====== Input data

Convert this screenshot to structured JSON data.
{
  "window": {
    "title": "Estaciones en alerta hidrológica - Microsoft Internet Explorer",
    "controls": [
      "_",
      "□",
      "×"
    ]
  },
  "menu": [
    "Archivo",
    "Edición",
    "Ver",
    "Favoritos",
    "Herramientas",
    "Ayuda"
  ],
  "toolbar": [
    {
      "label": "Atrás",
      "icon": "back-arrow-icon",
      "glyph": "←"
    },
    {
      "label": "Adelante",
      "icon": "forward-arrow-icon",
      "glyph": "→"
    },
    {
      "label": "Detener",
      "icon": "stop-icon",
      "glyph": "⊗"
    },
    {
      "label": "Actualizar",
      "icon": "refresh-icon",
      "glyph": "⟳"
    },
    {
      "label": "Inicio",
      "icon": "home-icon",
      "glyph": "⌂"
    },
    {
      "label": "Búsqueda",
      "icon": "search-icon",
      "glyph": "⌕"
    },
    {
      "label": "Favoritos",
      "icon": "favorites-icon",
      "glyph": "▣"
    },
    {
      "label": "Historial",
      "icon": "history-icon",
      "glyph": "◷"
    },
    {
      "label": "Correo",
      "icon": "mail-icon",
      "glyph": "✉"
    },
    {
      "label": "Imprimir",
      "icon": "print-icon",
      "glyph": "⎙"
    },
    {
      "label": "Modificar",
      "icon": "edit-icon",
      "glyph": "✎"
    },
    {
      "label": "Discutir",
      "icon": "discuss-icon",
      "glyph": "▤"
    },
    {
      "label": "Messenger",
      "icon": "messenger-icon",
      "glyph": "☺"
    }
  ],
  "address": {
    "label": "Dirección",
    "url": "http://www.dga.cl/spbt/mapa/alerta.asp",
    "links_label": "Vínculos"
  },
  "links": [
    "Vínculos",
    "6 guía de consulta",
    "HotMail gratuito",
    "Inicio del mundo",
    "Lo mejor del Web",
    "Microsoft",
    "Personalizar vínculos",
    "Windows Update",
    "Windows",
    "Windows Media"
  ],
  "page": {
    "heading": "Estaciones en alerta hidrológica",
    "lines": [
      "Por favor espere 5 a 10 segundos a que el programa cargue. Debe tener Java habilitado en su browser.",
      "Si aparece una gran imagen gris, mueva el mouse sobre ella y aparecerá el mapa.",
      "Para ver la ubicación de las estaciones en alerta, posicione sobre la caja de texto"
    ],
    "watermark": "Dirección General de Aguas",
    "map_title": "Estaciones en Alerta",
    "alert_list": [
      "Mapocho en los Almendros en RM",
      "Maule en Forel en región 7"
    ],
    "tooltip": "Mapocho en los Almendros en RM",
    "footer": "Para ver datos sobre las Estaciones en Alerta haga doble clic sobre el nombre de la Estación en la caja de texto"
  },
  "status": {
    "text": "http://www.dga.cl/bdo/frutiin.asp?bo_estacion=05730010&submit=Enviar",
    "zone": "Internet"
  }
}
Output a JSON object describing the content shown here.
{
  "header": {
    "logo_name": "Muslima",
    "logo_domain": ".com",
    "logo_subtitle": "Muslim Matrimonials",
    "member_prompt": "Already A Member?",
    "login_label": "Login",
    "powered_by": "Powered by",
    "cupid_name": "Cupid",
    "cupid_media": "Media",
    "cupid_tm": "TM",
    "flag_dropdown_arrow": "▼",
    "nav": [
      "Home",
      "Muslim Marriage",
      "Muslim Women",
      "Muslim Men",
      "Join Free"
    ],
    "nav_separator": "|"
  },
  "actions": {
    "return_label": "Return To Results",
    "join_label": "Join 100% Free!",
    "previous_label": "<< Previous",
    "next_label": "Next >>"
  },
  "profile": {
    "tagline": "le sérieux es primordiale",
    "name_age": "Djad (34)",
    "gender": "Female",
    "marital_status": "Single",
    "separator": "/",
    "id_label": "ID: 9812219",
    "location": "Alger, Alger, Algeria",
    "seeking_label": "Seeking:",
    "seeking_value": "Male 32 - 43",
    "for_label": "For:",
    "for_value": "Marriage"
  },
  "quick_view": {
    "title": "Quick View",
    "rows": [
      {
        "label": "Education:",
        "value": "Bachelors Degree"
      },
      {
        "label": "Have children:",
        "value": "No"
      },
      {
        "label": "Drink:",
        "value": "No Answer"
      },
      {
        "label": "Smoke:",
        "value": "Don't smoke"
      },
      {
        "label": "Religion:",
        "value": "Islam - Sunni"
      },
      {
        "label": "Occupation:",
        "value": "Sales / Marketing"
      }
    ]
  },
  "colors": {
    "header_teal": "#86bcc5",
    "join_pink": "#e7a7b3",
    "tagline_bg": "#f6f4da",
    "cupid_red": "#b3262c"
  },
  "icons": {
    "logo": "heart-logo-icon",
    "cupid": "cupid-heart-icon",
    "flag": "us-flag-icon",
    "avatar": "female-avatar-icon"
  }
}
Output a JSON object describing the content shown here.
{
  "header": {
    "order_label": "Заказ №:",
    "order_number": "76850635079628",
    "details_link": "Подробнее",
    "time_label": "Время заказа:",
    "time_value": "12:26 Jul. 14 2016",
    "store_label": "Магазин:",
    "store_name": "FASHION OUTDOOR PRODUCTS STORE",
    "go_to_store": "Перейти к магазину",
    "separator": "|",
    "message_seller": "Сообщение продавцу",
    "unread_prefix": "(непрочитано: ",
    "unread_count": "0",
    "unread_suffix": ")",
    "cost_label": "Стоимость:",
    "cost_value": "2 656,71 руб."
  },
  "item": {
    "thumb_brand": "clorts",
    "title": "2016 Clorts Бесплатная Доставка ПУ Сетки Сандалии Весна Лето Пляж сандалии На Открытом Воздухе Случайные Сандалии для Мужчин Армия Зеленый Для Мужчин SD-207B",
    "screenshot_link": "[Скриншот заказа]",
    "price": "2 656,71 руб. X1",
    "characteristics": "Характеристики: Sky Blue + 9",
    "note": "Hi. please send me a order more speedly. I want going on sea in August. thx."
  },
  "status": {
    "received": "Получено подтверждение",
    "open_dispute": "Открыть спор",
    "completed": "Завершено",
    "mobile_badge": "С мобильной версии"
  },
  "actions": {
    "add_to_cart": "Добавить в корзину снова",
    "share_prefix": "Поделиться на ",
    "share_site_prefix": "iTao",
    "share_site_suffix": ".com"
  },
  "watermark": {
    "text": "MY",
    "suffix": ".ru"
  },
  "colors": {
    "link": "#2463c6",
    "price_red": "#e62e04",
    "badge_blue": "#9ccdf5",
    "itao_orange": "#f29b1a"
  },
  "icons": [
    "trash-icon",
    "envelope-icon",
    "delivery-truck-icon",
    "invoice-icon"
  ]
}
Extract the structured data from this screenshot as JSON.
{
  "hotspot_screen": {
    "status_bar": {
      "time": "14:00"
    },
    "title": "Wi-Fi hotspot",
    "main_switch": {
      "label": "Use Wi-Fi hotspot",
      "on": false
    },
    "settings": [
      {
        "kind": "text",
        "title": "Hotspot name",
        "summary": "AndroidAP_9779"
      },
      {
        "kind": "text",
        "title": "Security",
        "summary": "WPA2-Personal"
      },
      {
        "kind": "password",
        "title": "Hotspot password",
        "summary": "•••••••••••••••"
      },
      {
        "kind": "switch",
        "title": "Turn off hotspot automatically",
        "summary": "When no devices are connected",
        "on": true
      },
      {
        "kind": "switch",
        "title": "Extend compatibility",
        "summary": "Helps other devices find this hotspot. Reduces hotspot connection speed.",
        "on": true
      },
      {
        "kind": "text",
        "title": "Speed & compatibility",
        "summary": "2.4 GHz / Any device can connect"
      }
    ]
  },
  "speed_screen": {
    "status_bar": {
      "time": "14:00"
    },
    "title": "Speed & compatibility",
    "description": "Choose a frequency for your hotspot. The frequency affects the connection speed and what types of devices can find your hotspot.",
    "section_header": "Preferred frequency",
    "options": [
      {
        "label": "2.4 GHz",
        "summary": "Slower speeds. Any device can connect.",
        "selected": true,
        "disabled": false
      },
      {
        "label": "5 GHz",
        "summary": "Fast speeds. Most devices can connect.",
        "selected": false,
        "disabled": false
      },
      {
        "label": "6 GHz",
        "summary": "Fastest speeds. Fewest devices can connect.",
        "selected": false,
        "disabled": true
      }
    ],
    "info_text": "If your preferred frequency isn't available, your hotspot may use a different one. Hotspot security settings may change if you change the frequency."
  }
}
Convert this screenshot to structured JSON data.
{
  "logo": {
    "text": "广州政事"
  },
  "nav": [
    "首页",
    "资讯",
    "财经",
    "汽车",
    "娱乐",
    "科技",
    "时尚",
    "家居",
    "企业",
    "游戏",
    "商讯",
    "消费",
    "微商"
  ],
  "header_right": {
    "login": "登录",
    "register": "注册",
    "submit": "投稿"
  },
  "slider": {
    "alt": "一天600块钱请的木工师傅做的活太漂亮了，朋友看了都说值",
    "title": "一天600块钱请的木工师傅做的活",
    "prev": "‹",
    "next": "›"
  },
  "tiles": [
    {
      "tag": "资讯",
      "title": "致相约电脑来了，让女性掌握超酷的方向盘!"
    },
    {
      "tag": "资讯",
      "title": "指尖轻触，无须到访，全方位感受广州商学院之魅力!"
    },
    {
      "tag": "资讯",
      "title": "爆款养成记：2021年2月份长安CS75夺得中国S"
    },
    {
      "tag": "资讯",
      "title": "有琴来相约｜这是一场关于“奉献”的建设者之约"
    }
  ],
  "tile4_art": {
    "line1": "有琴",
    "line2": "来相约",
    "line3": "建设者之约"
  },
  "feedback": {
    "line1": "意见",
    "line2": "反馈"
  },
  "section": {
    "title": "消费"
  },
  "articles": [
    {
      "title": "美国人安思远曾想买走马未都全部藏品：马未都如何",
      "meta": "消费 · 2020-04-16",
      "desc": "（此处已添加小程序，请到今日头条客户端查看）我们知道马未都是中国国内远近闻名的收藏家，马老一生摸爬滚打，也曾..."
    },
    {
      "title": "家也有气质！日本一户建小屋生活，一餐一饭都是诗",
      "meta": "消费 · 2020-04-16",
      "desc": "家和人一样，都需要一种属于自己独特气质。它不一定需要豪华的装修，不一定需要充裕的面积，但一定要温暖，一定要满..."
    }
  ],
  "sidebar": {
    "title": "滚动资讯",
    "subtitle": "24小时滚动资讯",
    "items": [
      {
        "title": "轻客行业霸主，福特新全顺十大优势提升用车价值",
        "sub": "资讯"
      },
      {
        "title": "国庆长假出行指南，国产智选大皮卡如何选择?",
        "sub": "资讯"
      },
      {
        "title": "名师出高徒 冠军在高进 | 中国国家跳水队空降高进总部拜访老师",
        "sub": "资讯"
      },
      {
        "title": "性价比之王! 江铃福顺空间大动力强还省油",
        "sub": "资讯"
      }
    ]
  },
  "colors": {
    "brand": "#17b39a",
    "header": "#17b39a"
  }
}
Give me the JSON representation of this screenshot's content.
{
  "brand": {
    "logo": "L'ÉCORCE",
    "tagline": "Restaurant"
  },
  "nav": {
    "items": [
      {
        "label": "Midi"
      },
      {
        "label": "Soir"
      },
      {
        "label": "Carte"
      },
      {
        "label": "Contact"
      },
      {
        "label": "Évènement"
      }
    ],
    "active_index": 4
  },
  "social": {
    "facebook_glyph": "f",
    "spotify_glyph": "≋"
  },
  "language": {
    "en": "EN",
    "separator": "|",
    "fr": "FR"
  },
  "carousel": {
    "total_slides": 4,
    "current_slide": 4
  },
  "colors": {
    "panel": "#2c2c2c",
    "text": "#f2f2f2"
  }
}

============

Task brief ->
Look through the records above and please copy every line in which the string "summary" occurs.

Response box ->
        "summary": "AndroidAP_9779"
        "summary": "WPA2-Personal"
        "summary": "•••••••••••••••"
        "summary": "When no devices are connected",
        "summary": "Helps other devices find this hotspot. Reduces hotspot connection speed.",
        "summary": "2.4 GHz / Any device can connect"
        "summary": "Slower speeds. Any device can connect.",
        "summary": "Fast speeds. Most devices can connect.",
        "summary": "Fastest speeds. Fewest devices can connect.",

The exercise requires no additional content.